If you read YEAR OF WONDERS, please let me know what you think!
I’ve yet to read anything by Jason Reynolds, I’m embarrassed to say. I’ve gotten behind on newish books. Really need to remedy this soon . I hear he’s amazing.
Very cool that you met Leah! I actually had her on the blog a few years back with her first novel. You can find that interview here: https://carolinestarrrose.com/classroom-connections-one-shadow-on-the-wall-by-leah-henderson/
Kimberley Little says
I’ve read Anne Patchett’s BEL CANTO and STATE OF WONDER, both absolutely marvelous. STATE OF WONDER is about a team of scientists and anthropologists studying an indigenous tribe in the Amazon where the women of the tribe are able to bear children late in life (50s, 60s, 70s) and the pregnancy and childbirth traditions. The jungle comes alive and I felt as though I was truly *there*. I could not put it down. Adventure and intrigue abound, including questions about morality and science and how the young woman scientist is profoundly changed by the culture of the tribe. I’ve never read anything quite like it and couldn’t stop thinking about it long after I’d finished.
I haven’t read COLD COMFORT FARM but I happened to rent the movie on Netflix last year and wow, super quirky and fun. I’m sure the book is even better and I need to read it. 🙂
I’ve meant to read both those Patchett books for years!

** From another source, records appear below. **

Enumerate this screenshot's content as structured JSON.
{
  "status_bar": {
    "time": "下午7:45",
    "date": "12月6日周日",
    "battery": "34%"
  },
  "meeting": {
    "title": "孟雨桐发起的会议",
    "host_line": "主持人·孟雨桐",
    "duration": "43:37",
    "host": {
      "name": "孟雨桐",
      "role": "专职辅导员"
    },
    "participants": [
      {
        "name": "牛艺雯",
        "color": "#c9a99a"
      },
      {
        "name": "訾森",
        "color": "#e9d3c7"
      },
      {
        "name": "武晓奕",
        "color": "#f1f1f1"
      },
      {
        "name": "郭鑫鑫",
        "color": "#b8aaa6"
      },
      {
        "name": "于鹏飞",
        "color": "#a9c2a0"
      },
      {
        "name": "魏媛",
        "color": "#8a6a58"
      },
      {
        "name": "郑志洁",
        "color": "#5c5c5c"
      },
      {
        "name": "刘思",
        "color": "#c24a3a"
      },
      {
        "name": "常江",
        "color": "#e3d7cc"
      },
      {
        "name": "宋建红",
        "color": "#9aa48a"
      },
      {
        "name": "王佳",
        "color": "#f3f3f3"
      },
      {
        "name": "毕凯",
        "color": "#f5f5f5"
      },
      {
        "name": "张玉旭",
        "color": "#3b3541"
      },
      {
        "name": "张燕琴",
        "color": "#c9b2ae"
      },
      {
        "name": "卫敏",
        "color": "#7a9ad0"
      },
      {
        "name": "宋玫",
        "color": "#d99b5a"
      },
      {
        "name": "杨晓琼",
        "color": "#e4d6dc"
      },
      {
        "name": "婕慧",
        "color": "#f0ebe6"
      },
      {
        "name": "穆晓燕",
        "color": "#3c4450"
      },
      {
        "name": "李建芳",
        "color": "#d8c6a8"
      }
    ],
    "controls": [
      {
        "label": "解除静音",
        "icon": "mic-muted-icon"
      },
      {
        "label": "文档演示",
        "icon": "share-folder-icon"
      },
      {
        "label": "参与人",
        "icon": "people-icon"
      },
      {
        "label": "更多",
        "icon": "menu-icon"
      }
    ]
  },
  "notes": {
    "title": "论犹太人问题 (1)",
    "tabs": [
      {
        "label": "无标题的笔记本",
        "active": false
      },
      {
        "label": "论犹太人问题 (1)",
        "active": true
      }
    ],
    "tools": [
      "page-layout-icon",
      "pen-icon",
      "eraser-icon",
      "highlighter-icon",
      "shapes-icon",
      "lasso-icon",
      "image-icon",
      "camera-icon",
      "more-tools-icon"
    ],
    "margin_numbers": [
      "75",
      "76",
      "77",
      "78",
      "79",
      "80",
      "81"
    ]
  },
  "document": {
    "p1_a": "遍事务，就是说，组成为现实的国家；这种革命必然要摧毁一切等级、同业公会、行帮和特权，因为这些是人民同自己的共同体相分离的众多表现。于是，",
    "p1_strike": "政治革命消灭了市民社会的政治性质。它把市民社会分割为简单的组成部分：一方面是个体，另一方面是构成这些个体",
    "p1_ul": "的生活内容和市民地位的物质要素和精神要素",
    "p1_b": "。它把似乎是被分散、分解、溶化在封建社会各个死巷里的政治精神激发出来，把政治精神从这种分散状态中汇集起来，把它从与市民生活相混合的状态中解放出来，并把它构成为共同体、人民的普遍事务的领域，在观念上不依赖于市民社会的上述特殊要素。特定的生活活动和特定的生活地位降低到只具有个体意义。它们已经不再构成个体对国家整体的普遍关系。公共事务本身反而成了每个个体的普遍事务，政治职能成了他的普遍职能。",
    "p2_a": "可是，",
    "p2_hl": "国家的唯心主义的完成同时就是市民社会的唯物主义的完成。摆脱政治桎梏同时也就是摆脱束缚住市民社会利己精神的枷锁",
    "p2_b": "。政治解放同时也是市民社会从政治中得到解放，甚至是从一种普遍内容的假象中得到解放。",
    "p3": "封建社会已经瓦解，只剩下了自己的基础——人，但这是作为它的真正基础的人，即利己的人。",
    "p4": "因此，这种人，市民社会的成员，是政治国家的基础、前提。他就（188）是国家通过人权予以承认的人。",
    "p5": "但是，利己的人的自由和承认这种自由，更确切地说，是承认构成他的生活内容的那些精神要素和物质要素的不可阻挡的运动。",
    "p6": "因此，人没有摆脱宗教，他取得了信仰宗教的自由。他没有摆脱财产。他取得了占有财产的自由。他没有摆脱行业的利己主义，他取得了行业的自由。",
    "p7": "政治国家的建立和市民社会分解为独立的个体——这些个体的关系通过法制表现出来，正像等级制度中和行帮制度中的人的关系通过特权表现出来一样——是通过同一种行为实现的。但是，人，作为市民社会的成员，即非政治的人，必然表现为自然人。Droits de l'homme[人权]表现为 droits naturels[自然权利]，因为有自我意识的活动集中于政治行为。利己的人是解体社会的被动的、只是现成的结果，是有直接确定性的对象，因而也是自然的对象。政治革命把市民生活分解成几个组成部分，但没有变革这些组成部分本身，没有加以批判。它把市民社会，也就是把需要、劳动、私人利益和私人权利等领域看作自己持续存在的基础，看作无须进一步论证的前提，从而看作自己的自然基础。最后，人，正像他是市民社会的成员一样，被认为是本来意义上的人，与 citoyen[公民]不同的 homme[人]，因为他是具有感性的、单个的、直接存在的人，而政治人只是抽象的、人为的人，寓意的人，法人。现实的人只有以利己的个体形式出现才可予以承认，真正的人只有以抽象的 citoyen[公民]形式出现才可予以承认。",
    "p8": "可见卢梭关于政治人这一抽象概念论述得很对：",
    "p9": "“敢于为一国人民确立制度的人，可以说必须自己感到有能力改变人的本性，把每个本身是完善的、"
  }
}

I watched the COLD COMFORT FARM movie trailer a few weeks ago. Pretty weird! Looks like it was true to the book.